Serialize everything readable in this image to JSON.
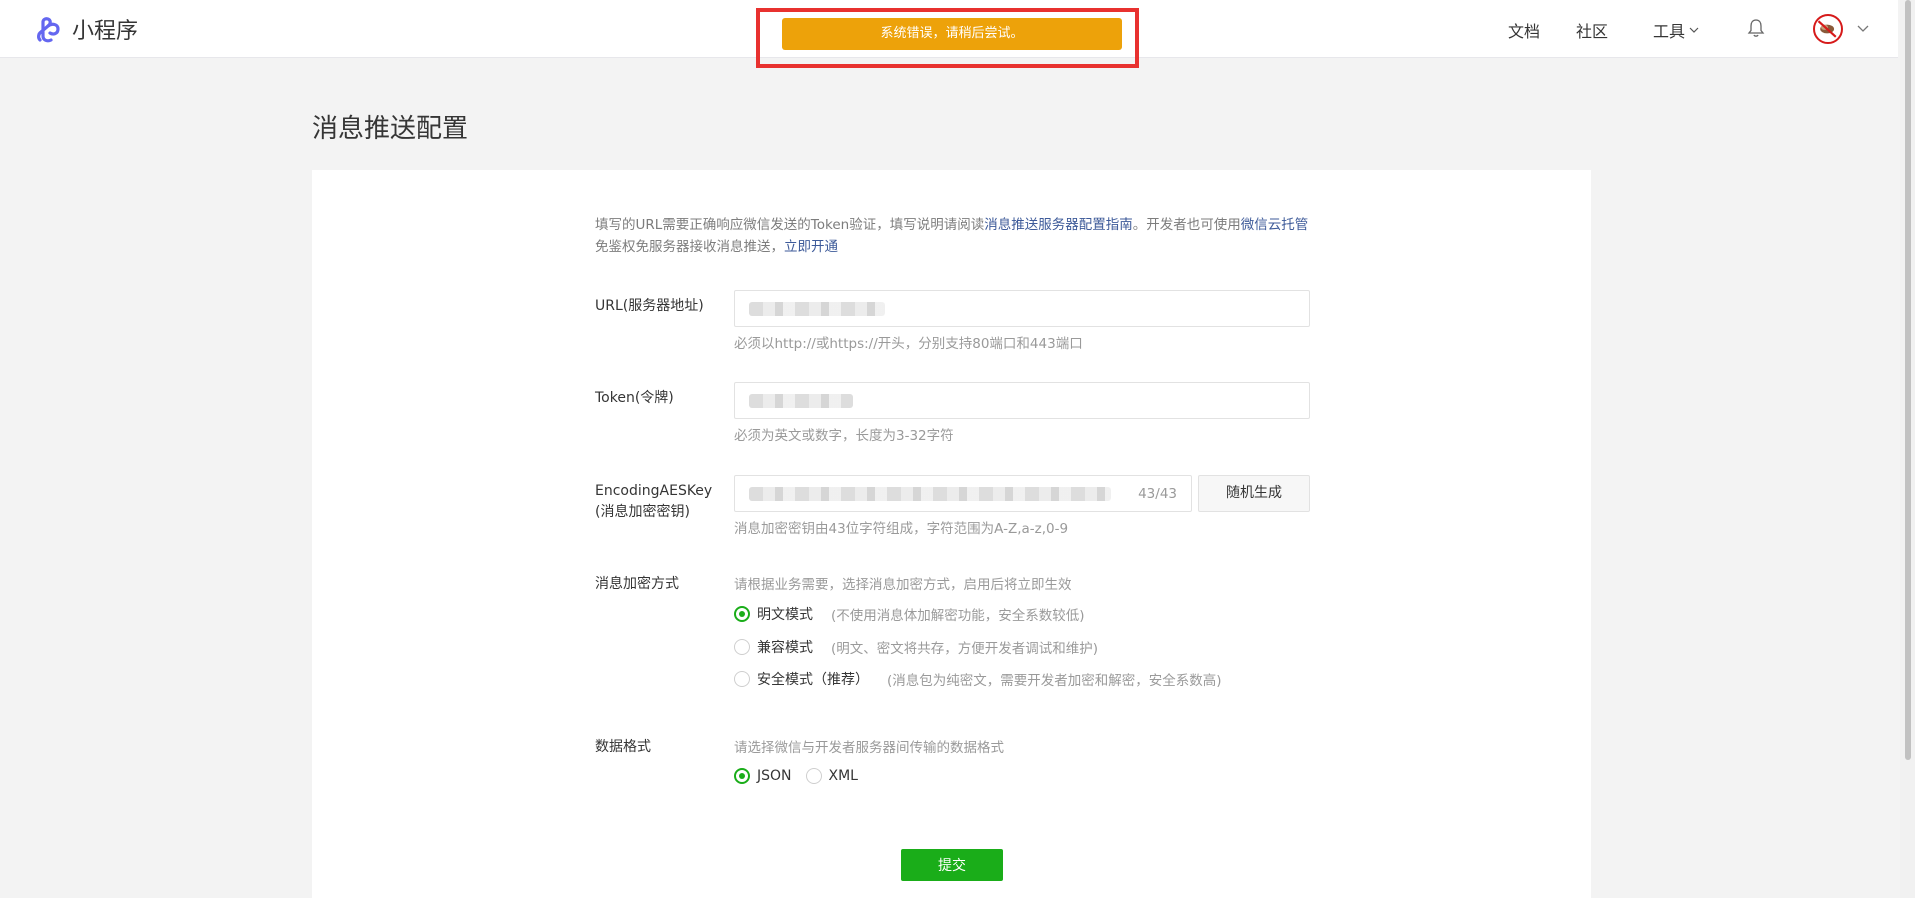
{
  "header": {
    "app_name": "小程序",
    "nav": {
      "docs": "文档",
      "community": "社区",
      "tools": "工具"
    },
    "brand_color": "#6467f0"
  },
  "toast": {
    "message": "系统错误，请稍后尝试。",
    "color": "#eda20a"
  },
  "page": {
    "title": "消息推送配置"
  },
  "intro": {
    "text1": "填写的URL需要正确响应微信发送的Token验证，填写说明请阅读",
    "link1": "消息推送服务器配置指南",
    "text2": "。开发者也可使用",
    "link2": "微信云托管",
    "text3": "免鉴权免服务器接收消息推送，",
    "link3": "立即开通"
  },
  "form": {
    "url": {
      "label": "URL(服务器地址)",
      "tip": "必须以http://或https://开头，分别支持80端口和443端口"
    },
    "token": {
      "label": "Token(令牌)",
      "tip": "必须为英文或数字，长度为3-32字符"
    },
    "aes_key": {
      "label_line1": "EncodingAESKey",
      "label_line2": "(消息加密密钥)",
      "counter": "43/43",
      "random_button": "随机生成",
      "tip": "消息加密密钥由43位字符组成，字符范围为A-Z,a-z,0-9"
    },
    "encryption": {
      "label": "消息加密方式",
      "tip": "请根据业务需要，选择消息加密方式，启用后将立即生效",
      "options": [
        {
          "label": "明文模式",
          "desc": "(不使用消息体加解密功能，安全系数较低)",
          "selected": true
        },
        {
          "label": "兼容模式",
          "desc": "(明文、密文将共存，方便开发者调试和维护)",
          "selected": false
        },
        {
          "label": "安全模式（推荐）",
          "desc": "(消息包为纯密文，需要开发者加密和解密，安全系数高)",
          "selected": false
        }
      ]
    },
    "data_format": {
      "label": "数据格式",
      "tip": "请选择微信与开发者服务器间传输的数据格式",
      "options": [
        {
          "label": "JSON",
          "selected": true
        },
        {
          "label": "XML",
          "selected": false
        }
      ]
    },
    "submit": "提交"
  },
  "accent_color": "#1aad19",
  "icons": [
    "mini-program-logo-icon",
    "chevron-down-icon",
    "bell-icon",
    "avatar",
    "radio-button"
  ]
}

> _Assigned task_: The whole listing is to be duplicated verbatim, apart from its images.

> _Reply_:
Serialize everything readable in this image to JSON.
{
  "header": {
    "app_name": "小程序",
    "nav": {
      "docs": "文档",
      "community": "社区",
      "tools": "工具"
    },
    "brand_color": "#6467f0"
  },
  "toast": {
    "message": "系统错误，请稍后尝试。",
    "color": "#eda20a"
  },
  "page": {
    "title": "消息推送配置"
  },
  "intro": {
    "text1": "填写的URL需要正确响应微信发送的Token验证，填写说明请阅读",
    "link1": "消息推送服务器配置指南",
    "text2": "。开发者也可使用",
    "link2": "微信云托管",
    "text3": "免鉴权免服务器接收消息推送，",
    "link3": "立即开通"
  },
  "form": {
    "url": {
      "label": "URL(服务器地址)",
      "tip": "必须以http://或https://开头，分别支持80端口和443端口"
    },
    "token": {
      "label": "Token(令牌)",
      "tip": "必须为英文或数字，长度为3-32字符"
    },
    "aes_key": {
      "label_line1": "EncodingAESKey",
      "label_line2": "(消息加密密钥)",
      "counter": "43/43",
      "random_button": "随机生成",
      "tip": "消息加密密钥由43位字符组成，字符范围为A-Z,a-z,0-9"
    },
    "encryption": {
      "label": "消息加密方式",
      "tip": "请根据业务需要，选择消息加密方式，启用后将立即生效",
      "options": [
        {
          "label": "明文模式",
          "desc": "(不使用消息体加解密功能，安全系数较低)",
          "selected": true
        },
        {
          "label": "兼容模式",
          "desc": "(明文、密文将共存，方便开发者调试和维护)",
          "selected": false
        },
        {
          "label": "安全模式（推荐）",
          "desc": "(消息包为纯密文，需要开发者加密和解密，安全系数高)",
          "selected": false
        }
      ]
    },
    "data_format": {
      "label": "数据格式",
      "tip": "请选择微信与开发者服务器间传输的数据格式",
      "options": [
        {
          "label": "JSON",
          "selected": true
        },
        {
          "label": "XML",
          "selected": false
        }
      ]
    },
    "submit": "提交"
  },
  "accent_color": "#1aad19",
  "icons": [
    "mini-program-logo-icon",
    "chevron-down-icon",
    "bell-icon",
    "avatar",
    "radio-button"
  ]
}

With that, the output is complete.